Article originally published 15/08/2016: due to a technical issue this article may have resurfaced for some readers, and the original publish date may not have been visible.
Mark Cavendish has won his much-coveted Olympic medal, bagging a silver in the track cycling omnium.
The cyclist, who has won more stages of the Tour de France than any other Brit, had long hankered for Olympic silverware after missing out during more than a decade of British dominance on the road and track.
Cavendish finally broke the streak during a dramatic night at the Velodrome, which at one stage saw him wipe out his main contender for gold.

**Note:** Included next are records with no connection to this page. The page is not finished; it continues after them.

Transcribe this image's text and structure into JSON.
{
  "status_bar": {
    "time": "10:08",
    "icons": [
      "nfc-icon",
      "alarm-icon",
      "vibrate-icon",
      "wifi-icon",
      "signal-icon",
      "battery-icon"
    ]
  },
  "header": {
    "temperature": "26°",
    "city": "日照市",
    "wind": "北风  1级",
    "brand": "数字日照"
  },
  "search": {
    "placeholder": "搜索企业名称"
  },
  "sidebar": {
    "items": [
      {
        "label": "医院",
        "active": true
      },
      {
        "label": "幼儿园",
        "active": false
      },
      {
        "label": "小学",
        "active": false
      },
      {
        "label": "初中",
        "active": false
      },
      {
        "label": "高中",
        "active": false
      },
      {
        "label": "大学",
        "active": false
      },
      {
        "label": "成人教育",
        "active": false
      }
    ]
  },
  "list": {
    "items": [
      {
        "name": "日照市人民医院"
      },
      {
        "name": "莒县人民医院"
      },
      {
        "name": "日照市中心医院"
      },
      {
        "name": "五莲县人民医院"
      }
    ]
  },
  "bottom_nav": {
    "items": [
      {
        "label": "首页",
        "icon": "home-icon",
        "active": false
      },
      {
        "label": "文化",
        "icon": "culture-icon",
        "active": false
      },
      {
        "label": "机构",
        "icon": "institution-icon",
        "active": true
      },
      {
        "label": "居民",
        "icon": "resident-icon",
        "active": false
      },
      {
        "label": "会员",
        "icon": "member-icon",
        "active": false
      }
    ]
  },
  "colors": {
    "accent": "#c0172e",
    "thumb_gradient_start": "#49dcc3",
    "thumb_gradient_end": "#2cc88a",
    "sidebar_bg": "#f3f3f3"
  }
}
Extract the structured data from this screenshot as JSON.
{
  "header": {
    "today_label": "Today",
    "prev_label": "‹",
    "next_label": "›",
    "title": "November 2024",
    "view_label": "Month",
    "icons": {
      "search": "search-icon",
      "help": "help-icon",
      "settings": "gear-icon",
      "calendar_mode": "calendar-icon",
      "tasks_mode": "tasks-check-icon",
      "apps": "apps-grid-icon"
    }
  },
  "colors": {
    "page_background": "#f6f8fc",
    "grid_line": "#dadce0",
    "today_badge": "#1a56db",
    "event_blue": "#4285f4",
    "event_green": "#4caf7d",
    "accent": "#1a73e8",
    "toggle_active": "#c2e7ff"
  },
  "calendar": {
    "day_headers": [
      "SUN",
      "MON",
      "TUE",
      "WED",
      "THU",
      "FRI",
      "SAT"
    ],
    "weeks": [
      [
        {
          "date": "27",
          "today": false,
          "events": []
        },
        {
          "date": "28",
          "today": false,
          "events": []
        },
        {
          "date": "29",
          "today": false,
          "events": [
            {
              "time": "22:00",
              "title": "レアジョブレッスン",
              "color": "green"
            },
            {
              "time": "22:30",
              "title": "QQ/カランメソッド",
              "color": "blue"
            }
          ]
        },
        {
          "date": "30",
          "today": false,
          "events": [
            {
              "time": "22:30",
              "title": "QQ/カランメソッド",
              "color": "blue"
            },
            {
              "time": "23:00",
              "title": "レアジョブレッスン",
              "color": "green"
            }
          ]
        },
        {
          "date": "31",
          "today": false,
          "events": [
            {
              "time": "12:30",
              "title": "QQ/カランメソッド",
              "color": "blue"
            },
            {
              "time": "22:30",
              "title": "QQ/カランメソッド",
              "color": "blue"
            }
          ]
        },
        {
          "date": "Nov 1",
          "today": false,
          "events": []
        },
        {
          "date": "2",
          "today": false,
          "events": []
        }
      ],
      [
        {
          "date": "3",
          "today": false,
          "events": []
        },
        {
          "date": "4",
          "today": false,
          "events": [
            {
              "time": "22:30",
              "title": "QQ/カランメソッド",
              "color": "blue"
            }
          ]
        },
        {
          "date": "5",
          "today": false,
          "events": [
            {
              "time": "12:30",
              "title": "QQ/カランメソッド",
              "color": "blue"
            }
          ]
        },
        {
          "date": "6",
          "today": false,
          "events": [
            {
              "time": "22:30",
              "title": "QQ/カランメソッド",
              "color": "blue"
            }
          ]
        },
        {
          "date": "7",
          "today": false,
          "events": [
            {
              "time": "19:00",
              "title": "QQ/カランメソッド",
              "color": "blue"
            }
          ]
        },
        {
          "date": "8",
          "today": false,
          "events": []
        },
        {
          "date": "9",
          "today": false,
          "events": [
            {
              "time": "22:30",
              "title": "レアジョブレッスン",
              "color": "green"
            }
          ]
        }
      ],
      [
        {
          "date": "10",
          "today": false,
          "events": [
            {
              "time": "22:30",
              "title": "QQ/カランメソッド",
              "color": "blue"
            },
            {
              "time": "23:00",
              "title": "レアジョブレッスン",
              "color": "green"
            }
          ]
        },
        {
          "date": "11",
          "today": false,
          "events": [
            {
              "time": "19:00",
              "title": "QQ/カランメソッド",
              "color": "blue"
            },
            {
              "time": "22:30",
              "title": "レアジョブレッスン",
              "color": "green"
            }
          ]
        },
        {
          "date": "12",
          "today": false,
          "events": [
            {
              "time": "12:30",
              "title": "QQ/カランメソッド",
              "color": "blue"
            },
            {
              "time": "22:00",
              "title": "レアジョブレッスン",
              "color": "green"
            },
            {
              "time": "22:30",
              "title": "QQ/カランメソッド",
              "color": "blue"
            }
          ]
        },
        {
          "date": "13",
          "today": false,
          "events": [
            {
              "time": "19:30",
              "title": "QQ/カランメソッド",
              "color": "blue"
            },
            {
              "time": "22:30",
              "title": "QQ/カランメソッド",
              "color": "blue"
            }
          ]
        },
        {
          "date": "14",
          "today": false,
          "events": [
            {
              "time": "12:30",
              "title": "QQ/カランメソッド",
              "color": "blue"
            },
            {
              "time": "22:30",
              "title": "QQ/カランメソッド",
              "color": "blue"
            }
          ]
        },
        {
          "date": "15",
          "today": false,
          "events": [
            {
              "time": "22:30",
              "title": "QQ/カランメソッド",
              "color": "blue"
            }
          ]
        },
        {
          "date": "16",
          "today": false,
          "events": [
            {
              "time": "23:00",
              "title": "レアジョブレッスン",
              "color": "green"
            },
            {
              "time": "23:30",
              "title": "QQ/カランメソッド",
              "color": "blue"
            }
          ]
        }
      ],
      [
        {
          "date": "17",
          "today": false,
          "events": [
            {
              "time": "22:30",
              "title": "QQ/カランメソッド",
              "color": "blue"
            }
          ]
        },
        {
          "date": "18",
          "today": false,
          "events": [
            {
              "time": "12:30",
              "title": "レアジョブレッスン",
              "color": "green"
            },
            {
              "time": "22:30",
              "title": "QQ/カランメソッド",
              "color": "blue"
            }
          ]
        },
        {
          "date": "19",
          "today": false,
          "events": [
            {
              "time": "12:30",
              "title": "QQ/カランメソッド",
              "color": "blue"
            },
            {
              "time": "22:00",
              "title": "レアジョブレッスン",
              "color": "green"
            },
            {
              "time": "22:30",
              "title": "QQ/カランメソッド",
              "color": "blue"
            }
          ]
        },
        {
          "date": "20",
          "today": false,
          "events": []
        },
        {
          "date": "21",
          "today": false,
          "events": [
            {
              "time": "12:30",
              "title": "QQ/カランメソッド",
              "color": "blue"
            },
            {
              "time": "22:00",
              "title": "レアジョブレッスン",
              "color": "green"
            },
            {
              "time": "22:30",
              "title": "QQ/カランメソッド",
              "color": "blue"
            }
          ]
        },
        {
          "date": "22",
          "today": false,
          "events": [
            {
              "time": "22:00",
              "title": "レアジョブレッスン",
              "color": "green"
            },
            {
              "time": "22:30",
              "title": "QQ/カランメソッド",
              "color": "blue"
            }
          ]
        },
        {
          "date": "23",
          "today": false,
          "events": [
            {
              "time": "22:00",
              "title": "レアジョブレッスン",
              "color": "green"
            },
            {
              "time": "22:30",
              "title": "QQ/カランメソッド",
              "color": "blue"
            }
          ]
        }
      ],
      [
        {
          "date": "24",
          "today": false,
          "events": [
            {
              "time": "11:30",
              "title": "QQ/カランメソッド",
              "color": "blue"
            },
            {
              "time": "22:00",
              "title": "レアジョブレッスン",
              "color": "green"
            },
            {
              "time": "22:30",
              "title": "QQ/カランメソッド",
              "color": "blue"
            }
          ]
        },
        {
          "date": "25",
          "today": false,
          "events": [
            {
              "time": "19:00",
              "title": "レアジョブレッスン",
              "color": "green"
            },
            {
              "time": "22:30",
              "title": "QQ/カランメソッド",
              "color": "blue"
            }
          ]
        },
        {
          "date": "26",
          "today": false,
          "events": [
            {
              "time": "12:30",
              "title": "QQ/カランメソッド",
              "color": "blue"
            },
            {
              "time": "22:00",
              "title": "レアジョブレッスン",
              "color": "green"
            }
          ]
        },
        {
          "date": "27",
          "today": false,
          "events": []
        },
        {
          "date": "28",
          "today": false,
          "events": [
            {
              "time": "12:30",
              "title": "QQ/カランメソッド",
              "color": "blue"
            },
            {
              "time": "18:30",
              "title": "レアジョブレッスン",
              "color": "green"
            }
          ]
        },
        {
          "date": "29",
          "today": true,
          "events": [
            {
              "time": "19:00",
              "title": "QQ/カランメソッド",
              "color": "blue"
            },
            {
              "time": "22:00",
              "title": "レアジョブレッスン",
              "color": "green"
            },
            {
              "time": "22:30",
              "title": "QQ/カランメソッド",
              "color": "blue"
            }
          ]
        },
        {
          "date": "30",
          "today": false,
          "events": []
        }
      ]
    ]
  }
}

The multi-discipline event ended with an 160 lap series of sprints that appeared to confuse many Brits watching the Rio event at home.
Mercifully, TV’s Richard Osman was on hand to explain.
The medal came in controversial circumstances as ‘Cav’ was involved in a crash that halted the race, and temporarily knocked leader - and eventual champion - Elia Viviani to the floor, when he rode into another rival.
The mid-race crash appeared to be of Cavendish’s own making and he may yet face a protest from rivals or a sanction from race officials which could deny him the podium spot.
Viviani finished with 207 points, Cavendish with 194 and defending champion Lasse Norman Hansen of Denmark Hansen with 192. World champion Fernando Gaviria of Colombia was fourth on 181 points.
The omnium is unpredictable and the concluding points race – a format change since London 2012, when the time-trial was last – means the podium can change right until the very last. That reshuffle tempted Cavendish to return to the velodrome.
Cavendish was ninth in the Madison with Sir Bradley Wiggins at the 2008 Games in Beijing, suffering the ignominy of being the only member of the track team not to win a medal.
He has achieved two of his 2016 goals – the Tour’s yellow jersey and an Olympic medal – and now will turn his attentions to the third, a second road race world title in Qatar in October.
Britain now have four golds and three silvers from six events entered after five days of action in the velodrome. Britain did not qualify for the seventh, the women’s team sprint.
Three events take place on Tuesday’s final day in the velodrome, with the potential for more success in the women’s omnium, through Laura Trott, the men’s Keirin, which features Jason Kenny and Callum Skinner, and the women’s sprint, with Becky James and Katy Marchant in the quarter-finals.